(Extracted records)
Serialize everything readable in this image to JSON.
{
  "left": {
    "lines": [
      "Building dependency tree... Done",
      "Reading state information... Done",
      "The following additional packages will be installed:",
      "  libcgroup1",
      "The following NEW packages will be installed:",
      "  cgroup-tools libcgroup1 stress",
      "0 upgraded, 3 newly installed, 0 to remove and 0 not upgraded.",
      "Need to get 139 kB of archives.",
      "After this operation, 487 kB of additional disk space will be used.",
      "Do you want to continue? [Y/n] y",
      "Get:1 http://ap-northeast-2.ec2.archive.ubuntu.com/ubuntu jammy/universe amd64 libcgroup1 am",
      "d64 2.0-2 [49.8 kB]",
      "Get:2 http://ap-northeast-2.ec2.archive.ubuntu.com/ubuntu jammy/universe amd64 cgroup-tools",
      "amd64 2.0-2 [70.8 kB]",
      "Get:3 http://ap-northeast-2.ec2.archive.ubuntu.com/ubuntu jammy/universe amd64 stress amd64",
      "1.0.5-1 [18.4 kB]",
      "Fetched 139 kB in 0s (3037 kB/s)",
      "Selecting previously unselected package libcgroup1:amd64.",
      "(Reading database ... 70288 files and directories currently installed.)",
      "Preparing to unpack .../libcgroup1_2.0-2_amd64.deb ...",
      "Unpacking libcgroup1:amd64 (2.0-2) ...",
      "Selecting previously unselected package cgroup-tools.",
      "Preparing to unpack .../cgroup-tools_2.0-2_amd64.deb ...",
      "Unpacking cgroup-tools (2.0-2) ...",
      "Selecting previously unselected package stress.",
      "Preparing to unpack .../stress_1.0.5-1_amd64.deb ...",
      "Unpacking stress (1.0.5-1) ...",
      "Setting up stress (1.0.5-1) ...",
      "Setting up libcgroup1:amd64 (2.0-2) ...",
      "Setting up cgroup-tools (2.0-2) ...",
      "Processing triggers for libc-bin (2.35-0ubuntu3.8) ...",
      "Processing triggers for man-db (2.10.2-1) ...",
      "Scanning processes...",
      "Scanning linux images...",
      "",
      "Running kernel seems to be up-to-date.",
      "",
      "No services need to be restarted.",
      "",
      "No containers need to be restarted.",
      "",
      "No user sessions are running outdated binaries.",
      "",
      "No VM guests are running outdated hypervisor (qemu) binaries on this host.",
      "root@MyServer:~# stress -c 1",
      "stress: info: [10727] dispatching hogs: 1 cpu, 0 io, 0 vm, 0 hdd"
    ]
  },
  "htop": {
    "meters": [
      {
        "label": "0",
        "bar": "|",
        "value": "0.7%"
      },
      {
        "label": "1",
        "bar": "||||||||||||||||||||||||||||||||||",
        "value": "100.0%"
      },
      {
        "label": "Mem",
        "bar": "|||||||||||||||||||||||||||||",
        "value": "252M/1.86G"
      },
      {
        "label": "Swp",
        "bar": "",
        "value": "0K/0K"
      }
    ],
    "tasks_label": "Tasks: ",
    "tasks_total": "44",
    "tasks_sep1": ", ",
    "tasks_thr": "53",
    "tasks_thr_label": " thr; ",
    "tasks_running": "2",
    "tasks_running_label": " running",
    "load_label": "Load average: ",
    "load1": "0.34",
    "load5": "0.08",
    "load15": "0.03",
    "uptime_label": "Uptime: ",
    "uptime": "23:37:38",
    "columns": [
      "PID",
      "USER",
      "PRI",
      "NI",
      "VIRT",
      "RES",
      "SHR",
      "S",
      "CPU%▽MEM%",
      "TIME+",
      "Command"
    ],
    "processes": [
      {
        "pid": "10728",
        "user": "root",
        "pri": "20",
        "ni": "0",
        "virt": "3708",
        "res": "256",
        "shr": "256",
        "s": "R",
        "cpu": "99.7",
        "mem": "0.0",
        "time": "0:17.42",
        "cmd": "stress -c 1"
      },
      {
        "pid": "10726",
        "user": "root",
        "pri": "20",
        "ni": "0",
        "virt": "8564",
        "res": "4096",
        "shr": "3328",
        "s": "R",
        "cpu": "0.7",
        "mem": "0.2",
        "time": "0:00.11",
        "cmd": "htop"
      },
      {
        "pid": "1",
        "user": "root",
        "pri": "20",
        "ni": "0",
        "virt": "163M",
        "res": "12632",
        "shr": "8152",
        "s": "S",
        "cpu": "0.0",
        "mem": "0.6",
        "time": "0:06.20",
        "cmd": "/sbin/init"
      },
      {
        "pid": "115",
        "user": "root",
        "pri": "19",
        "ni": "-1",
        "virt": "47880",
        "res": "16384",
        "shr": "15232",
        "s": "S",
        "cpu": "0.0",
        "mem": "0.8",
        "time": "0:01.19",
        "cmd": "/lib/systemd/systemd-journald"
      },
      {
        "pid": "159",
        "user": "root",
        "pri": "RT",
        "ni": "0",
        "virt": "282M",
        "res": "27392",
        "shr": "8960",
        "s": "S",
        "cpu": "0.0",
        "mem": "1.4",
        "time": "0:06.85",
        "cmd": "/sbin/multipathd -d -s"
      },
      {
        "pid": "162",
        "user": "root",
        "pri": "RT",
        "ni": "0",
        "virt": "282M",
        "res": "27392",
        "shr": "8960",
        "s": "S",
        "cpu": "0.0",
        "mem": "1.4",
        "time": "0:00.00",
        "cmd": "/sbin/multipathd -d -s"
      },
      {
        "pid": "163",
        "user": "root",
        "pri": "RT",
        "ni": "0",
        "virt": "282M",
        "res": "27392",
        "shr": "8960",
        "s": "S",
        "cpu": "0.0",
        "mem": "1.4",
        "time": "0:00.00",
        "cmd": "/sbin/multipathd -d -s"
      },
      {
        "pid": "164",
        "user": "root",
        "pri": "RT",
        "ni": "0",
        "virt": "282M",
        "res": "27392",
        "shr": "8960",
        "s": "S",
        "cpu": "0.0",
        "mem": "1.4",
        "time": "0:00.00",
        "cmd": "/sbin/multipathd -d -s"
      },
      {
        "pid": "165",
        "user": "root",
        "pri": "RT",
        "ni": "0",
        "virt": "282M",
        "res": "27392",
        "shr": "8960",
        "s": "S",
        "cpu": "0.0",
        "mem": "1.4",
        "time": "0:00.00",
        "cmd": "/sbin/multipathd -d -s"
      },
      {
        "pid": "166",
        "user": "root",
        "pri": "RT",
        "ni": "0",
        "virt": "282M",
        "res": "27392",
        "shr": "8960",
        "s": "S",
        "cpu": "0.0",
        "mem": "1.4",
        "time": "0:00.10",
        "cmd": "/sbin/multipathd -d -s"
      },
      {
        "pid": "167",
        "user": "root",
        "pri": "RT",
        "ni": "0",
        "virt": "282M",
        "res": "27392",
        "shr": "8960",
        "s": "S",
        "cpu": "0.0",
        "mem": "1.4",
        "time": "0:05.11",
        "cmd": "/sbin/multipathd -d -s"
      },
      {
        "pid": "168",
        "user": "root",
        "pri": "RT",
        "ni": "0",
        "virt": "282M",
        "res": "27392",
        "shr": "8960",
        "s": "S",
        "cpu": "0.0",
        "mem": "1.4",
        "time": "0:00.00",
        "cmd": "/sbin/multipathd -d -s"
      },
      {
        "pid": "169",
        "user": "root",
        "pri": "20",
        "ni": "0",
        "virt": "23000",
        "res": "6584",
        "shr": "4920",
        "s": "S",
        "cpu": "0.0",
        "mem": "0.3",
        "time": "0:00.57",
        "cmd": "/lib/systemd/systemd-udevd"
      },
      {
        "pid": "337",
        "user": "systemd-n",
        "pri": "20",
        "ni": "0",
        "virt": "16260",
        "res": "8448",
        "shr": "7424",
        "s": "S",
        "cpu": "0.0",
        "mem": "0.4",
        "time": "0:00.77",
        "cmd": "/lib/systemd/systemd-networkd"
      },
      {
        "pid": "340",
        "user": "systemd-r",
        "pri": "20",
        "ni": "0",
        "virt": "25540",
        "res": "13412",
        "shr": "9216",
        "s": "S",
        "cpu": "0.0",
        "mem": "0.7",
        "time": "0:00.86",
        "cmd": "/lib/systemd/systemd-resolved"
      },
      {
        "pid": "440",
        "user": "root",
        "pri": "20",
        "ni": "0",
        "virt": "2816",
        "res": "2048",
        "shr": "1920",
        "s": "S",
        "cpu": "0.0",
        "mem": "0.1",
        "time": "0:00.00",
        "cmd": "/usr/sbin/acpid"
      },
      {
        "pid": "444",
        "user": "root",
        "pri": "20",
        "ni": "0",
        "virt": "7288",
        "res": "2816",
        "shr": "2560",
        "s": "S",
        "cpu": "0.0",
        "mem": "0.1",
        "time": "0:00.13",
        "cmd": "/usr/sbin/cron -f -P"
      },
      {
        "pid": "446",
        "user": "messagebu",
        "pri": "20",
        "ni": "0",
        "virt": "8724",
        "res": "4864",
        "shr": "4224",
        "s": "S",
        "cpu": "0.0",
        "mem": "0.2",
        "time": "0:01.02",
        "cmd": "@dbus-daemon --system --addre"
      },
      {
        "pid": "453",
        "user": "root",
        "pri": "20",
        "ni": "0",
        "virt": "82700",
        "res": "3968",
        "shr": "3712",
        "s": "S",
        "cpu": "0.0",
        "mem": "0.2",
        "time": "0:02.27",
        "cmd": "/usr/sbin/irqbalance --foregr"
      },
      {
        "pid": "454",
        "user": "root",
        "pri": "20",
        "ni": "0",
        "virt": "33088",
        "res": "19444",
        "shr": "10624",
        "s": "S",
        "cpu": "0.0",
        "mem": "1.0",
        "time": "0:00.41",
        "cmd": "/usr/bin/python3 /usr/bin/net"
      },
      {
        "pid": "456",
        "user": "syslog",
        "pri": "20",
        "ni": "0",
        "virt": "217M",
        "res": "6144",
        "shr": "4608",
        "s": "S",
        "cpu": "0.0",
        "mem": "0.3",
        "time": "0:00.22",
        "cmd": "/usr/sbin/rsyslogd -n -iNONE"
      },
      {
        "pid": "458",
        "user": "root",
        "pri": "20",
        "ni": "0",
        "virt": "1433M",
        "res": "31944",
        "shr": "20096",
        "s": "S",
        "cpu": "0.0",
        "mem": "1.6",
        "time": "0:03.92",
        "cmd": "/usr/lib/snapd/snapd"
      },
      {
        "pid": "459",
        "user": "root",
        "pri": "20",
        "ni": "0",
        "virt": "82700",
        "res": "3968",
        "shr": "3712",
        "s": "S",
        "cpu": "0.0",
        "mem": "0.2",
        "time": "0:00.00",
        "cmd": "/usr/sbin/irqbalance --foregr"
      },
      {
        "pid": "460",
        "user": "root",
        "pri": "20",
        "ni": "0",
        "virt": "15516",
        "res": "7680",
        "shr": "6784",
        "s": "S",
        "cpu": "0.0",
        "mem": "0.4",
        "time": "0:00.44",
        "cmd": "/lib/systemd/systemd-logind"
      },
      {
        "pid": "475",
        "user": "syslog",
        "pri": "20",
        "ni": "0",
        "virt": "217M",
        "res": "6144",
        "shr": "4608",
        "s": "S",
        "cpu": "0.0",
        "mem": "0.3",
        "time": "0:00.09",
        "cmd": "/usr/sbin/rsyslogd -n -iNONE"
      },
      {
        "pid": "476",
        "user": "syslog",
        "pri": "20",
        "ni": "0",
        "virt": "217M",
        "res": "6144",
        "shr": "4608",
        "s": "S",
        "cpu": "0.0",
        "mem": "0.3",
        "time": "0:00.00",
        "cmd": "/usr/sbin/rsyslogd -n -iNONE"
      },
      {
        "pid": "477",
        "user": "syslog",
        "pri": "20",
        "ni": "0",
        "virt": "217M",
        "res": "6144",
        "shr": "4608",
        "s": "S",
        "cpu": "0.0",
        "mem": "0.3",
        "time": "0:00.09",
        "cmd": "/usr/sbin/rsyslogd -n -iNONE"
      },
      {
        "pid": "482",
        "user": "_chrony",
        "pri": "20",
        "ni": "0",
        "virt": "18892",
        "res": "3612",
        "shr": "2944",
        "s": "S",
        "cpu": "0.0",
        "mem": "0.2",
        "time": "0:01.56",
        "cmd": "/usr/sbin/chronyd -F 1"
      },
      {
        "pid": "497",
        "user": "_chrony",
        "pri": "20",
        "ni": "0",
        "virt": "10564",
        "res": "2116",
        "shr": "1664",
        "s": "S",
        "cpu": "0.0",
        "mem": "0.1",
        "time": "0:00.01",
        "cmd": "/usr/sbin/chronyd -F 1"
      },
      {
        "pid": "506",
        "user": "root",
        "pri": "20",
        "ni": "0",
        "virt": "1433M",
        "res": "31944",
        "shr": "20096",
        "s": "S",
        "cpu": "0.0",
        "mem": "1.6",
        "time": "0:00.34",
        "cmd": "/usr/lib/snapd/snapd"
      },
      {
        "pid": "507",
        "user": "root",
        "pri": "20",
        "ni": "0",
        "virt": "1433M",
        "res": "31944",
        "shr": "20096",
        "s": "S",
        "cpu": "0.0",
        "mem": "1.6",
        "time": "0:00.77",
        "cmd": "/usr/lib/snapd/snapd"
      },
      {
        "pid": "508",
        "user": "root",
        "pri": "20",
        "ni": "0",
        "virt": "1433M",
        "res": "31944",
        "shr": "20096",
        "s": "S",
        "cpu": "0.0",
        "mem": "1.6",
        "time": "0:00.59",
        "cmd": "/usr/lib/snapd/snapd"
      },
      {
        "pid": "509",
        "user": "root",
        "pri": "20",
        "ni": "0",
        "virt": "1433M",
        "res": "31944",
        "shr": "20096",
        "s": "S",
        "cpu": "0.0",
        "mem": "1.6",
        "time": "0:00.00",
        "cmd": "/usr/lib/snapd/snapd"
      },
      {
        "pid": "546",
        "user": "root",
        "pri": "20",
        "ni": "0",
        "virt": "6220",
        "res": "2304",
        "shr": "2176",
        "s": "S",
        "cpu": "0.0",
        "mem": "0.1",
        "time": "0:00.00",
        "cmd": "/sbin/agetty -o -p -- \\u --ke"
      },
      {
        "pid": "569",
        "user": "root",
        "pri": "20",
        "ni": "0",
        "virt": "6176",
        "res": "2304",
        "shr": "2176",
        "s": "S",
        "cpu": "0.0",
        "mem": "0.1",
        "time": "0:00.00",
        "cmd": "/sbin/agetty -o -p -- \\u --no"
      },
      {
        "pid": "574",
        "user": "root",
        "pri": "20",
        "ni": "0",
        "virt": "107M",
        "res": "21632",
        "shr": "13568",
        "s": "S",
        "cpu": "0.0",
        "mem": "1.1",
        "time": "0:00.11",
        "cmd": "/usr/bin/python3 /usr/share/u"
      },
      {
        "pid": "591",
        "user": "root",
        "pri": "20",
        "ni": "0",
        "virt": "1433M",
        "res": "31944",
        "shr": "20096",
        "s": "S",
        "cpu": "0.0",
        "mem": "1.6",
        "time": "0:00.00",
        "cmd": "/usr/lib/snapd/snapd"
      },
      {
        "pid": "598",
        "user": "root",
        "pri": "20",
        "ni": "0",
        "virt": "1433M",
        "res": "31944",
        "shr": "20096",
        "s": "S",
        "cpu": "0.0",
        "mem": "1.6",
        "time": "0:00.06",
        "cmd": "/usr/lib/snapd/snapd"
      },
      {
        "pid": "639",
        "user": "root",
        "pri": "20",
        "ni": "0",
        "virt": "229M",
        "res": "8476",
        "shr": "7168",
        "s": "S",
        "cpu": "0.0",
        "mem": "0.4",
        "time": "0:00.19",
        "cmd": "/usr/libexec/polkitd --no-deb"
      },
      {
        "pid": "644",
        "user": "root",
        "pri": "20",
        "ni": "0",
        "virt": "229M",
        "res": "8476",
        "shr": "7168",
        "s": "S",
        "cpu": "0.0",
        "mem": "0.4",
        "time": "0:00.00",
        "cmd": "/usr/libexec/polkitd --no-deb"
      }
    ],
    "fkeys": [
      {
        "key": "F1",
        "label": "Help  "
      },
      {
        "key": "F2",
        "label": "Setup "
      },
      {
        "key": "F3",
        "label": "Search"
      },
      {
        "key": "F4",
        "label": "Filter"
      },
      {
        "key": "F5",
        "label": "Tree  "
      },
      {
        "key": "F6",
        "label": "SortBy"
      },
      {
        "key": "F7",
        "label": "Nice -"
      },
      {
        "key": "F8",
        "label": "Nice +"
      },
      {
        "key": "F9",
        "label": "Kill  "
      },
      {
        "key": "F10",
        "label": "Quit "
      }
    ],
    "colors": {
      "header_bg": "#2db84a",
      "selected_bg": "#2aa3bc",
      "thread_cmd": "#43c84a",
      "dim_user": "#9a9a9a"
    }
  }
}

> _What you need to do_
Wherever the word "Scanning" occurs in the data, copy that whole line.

> _Worked solution_
      "Scanning processes...",
      "Scanning linux images...",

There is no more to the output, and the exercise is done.